-- Supplied material follows --

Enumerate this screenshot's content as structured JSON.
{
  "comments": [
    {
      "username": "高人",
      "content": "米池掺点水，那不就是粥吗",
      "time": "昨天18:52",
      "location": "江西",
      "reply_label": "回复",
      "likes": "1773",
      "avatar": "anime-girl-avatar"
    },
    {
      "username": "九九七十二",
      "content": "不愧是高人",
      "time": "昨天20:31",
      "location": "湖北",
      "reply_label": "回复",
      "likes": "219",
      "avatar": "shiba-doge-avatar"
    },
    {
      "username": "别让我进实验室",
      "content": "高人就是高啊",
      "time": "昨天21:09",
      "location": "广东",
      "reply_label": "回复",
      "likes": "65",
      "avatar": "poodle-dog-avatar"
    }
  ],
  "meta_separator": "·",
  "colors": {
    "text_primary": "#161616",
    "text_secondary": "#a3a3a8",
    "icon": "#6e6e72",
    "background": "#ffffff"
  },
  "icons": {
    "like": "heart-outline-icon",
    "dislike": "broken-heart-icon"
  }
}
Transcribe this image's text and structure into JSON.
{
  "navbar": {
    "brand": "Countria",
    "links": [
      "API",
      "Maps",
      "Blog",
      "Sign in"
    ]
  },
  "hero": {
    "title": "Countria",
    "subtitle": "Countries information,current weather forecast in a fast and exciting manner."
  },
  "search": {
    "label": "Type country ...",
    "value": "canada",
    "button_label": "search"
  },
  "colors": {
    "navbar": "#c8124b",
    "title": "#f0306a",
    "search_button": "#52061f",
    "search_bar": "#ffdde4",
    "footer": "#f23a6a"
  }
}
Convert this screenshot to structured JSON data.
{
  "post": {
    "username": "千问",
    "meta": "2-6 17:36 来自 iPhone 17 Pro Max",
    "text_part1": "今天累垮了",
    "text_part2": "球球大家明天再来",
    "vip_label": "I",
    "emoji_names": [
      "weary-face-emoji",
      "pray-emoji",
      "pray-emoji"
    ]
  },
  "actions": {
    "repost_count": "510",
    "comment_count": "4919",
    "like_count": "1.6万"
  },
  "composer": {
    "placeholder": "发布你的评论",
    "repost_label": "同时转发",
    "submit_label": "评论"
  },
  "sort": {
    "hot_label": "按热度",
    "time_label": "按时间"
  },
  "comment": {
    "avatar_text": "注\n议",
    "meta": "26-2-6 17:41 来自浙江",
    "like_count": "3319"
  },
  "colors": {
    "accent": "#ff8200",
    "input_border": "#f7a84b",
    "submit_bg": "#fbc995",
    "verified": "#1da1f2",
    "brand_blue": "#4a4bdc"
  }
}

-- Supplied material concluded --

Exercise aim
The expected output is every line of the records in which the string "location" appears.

Task answer
      "location": "江西",
      "location": "湖北",
      "location": "广东",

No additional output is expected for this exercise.